Wine producers in France are taking radical action - including lighting fires, and giving their plants special “tea” - to stop their vines from freezing, as record low temperatures are forecast this week.
Winemakers have lit hundreds of “crop candles” in a bid to increase the temperature around the vines.
The controlled fires can increase temperatures in the surrounding area by as much as 3C, but can cost up to €2,000-€3,000 per hectare.
One producer, Jean-Christophe Gutrin, told France 2: “The temperatures here have fallen to less than 1.5C, so it’s preferable to light [the candles]. We’re lucky, at least it’s not raining.”
But he said: “Even though we’ve put candles out, there’s no guarantee that it will work.”
Another producer, Patrick Carillon at the Domaine Fery in Côte-d'Or, has even invested in a giant fan to help warm the crop.
He said: “It takes the warmer air from higher up, and pushes it to the ground. We can raise [temperatures] by up to 2C.”
Some larger vineyards have even hired small helicopters to fly low over vines to move hotter air downwards to the soil - at a great cost.
Francois Lecaillion, technical director at the Domaine Armand Heitz in Côte-d'Or, has said that these tactics are only temporary measures, and that the industry needs to evolve if it is to face up to increasing climate challenges.
This might include planting more weather-resistant vines that flower later, and are therefore less vulnerable to late frosts and cold snaps.
Winemakers lighting fires to guard against the freeze (Photo: @yann_de_la_calle / Instagram)
From candles to tea
Producers in the Mâconnais region, are taking another approach: using herb tea infusions to help their vines weather the cold.
Gautier Roussille, co-manager of the Guillemot-Michel estate in Clessé, Saône-et-Loire, told FranceInfo: “We put thyme, oregano and wild sariette...then valerian and meadowsweet are added, as well as yarrow, which will help the whole solution to work. Horsetail is also added, and we sometimes use honey.
“This helps the vine to prepare for ice, by changing the composition of the sap a little, by enriching it with sugar.”
The infusion is then sprayed onto the vines at least 24 hours before the first freeze is forecast. The solution only works if the temperatures stay just below freezing but no lower, at around -2C or -1C maximum.
Mr Roussille said: ”With this solution on the plants, we can increase [temperatures] by 1-2 degrees. If it drops even lower, to around -5C, as we had in 2019, it’s not enough. It might save some plants, but not all.”
The manager has also installed antifreeze heaters at the foot of the vines, to guard against even lower temperatures in the coming days.
It comes as temperatures in France have dropped to record lows for the month of April, with the cold expected to last until this weekend and beyond - especially in the north, centre, and east.
The drop is even more noticeable given that temperatures were summer-like just a few days ago.

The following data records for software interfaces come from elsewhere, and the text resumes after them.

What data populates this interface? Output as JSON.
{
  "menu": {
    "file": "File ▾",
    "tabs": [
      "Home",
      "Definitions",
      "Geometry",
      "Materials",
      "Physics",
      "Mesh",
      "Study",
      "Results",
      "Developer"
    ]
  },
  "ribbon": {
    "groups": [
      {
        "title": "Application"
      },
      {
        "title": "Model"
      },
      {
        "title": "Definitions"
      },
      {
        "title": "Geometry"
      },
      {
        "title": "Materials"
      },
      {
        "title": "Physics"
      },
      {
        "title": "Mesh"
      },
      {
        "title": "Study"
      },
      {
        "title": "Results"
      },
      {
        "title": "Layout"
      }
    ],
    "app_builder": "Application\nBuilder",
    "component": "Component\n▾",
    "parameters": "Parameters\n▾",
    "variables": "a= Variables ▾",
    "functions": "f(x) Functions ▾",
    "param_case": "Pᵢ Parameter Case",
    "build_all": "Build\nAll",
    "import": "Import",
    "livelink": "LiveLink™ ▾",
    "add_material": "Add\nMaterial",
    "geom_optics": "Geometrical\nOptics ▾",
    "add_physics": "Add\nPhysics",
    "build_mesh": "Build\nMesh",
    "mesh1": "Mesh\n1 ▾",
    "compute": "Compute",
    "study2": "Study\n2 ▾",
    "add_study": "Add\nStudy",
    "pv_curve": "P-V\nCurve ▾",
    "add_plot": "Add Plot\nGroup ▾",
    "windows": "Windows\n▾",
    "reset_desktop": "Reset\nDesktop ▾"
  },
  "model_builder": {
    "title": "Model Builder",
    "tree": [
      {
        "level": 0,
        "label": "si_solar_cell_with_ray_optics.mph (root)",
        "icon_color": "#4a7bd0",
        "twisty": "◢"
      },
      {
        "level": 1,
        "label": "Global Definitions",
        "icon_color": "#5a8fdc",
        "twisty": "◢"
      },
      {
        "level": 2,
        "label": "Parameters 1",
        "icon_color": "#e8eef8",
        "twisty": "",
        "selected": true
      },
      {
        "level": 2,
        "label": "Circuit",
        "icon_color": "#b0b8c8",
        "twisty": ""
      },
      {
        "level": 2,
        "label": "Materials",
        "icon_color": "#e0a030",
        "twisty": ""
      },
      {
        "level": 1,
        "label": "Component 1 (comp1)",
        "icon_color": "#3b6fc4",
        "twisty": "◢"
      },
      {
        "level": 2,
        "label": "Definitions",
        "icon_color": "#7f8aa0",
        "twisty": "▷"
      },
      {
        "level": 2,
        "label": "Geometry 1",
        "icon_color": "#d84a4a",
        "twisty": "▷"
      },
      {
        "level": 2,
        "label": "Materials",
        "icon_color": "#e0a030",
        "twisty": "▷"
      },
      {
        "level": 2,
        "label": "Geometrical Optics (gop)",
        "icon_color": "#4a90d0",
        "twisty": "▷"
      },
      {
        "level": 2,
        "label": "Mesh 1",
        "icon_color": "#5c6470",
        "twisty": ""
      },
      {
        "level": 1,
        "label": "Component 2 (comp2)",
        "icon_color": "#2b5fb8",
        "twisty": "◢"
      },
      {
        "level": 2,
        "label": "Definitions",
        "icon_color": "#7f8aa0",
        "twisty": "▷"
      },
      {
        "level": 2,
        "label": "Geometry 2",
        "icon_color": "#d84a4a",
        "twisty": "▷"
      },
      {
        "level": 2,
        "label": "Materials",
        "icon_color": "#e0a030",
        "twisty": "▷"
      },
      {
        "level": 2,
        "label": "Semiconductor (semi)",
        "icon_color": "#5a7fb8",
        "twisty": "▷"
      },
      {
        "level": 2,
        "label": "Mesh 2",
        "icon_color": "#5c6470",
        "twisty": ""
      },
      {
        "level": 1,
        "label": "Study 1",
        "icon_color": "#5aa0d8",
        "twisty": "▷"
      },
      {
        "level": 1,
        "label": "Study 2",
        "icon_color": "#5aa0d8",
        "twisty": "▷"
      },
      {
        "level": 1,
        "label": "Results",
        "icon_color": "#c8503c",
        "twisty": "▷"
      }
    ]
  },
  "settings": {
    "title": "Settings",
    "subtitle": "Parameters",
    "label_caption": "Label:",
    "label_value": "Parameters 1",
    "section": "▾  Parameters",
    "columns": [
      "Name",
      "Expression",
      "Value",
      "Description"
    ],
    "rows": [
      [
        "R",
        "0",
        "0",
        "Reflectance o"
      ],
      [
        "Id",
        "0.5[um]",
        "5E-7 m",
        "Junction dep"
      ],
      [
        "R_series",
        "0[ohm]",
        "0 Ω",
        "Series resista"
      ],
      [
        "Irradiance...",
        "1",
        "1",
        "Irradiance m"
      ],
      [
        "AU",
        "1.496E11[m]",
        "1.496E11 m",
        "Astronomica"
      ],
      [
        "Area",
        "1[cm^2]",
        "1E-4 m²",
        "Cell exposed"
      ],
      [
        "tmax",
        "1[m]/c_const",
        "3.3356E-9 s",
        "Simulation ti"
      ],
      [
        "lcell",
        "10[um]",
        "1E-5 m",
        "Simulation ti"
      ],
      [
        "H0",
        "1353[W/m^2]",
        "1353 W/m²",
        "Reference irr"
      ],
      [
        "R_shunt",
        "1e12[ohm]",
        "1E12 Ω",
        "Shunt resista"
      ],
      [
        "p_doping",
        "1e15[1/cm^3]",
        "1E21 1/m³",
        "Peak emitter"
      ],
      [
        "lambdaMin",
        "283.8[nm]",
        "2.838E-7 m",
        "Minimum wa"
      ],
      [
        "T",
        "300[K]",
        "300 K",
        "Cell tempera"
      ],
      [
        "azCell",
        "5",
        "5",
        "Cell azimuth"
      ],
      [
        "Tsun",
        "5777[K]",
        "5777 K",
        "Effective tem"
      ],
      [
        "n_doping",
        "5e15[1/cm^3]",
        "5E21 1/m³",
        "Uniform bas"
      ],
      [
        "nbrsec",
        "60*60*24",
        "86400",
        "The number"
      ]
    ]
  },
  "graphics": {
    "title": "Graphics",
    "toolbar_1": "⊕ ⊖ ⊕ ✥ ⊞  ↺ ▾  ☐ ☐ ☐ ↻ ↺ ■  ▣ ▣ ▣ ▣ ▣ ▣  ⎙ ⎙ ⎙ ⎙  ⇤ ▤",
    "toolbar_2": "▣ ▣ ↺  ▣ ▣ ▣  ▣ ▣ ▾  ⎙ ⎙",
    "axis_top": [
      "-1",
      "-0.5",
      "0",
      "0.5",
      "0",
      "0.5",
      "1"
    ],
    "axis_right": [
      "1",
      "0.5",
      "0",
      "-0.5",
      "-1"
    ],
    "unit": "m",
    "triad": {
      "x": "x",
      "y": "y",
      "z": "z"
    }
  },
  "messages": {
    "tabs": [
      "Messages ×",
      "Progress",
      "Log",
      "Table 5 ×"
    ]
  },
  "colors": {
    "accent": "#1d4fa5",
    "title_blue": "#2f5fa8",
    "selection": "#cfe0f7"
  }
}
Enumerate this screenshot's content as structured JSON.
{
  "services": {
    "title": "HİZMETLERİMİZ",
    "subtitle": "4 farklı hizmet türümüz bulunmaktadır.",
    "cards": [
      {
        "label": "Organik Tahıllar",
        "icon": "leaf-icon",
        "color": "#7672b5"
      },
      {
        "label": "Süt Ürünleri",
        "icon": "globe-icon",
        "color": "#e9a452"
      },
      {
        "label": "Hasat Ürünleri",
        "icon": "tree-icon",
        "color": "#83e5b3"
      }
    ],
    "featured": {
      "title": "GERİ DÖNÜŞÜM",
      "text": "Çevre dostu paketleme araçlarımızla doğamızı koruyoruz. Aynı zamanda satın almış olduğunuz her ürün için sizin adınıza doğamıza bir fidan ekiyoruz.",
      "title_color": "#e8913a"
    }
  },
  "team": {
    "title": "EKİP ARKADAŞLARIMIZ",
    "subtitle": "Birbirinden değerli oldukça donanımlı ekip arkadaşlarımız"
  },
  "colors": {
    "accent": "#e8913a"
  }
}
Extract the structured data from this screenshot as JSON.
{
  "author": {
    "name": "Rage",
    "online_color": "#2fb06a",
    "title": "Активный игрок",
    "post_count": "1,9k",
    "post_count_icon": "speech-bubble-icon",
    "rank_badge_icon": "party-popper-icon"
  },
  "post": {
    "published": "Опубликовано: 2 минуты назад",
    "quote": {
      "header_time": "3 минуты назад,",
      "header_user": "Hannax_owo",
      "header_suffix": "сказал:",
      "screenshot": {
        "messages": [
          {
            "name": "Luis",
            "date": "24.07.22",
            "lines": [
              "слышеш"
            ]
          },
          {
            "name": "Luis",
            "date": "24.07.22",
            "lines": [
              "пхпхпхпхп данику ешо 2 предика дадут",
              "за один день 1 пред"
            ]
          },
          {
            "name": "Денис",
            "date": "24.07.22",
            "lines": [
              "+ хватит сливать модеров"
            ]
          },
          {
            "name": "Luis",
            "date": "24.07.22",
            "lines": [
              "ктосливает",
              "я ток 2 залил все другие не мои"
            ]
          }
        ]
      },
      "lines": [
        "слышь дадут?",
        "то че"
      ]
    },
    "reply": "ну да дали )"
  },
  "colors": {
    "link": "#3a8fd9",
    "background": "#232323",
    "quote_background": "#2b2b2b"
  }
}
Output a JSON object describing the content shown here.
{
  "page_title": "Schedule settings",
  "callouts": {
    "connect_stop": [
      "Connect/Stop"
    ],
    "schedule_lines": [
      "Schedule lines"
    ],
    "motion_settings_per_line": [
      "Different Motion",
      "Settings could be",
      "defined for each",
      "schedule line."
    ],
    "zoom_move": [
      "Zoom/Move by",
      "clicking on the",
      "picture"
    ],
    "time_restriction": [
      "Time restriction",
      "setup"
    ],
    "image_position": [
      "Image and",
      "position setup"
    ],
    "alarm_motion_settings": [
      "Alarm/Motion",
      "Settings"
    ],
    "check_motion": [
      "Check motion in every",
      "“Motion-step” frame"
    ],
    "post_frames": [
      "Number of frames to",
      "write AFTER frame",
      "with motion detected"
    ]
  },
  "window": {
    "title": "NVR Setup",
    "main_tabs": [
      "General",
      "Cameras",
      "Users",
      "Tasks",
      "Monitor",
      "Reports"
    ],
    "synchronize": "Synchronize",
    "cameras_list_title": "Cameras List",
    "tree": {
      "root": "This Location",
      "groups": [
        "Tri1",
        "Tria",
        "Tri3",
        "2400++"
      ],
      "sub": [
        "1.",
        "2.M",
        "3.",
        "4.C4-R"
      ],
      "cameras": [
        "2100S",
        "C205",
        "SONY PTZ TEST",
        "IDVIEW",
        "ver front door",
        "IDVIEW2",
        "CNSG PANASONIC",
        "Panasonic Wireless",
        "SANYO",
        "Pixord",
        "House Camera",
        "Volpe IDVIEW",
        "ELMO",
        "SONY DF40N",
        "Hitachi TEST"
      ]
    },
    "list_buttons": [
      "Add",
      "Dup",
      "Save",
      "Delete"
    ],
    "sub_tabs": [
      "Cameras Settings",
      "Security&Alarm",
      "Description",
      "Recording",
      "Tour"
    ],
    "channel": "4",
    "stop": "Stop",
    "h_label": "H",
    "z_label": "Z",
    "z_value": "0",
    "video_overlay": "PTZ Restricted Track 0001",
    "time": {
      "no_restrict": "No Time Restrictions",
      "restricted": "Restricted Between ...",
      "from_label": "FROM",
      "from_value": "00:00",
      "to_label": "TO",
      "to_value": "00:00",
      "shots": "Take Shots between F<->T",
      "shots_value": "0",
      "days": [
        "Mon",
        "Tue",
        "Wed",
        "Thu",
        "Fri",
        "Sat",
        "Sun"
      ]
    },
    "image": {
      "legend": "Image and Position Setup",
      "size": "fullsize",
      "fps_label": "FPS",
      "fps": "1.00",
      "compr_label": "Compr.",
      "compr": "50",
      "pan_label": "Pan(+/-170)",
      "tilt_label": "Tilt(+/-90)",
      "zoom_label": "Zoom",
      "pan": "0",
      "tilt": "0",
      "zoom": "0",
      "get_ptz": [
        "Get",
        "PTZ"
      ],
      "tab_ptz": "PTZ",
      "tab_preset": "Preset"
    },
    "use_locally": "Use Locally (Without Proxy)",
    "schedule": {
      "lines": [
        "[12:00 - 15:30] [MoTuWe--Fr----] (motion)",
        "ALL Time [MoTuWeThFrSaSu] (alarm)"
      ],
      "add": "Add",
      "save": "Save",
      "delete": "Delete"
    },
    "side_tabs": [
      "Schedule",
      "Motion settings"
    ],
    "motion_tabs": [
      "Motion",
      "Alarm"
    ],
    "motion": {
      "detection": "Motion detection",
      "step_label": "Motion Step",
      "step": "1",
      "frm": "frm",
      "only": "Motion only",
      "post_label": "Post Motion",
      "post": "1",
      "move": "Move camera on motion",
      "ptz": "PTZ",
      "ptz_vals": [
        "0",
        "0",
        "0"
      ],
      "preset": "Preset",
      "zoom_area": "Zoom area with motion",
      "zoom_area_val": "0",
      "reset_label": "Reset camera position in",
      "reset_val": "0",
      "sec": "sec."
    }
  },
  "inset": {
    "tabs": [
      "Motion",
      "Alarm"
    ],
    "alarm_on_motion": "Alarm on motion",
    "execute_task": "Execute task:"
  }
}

In Beauvais, Oise, the mercury at the town’s Meteo France station dropped from almost 25C a few days ago, to registering -6.9C last night (Tuesday April 6) - the lowest seen since records began in the town in 1944.
Less than a week ago, the town recorded a high of 24.8C - again, a record for this time of year.
Record low temperatures for April have been seen across France this week, including at Orléans: -5.4°C; Châteaudun: -6.9°C ; Creil: -5.3°C; Évreux: -4.2°C; Méaulte: -3.8°C ; Marcé: -4.8°C and Blois: -5°C.
The cold is due to what forecasters call “an arctic invasion”, as the hot air last week is chased away by a cold wind blowing from the Arctic.
Un phénomène qu'on visualise assez nettement sur cette carte aussi. https://t.co/4mnEmRo7yr— Gary Dagorn (@garydagorn) April 3, 2021
The low temperatures are expected to last until the weekend and beyond, with snow forecast for the Alps from 1,000 metres; hail and sleet predicted in the east of the country; and cold rain expected in Provence Alpes Côte d'Azur and the south.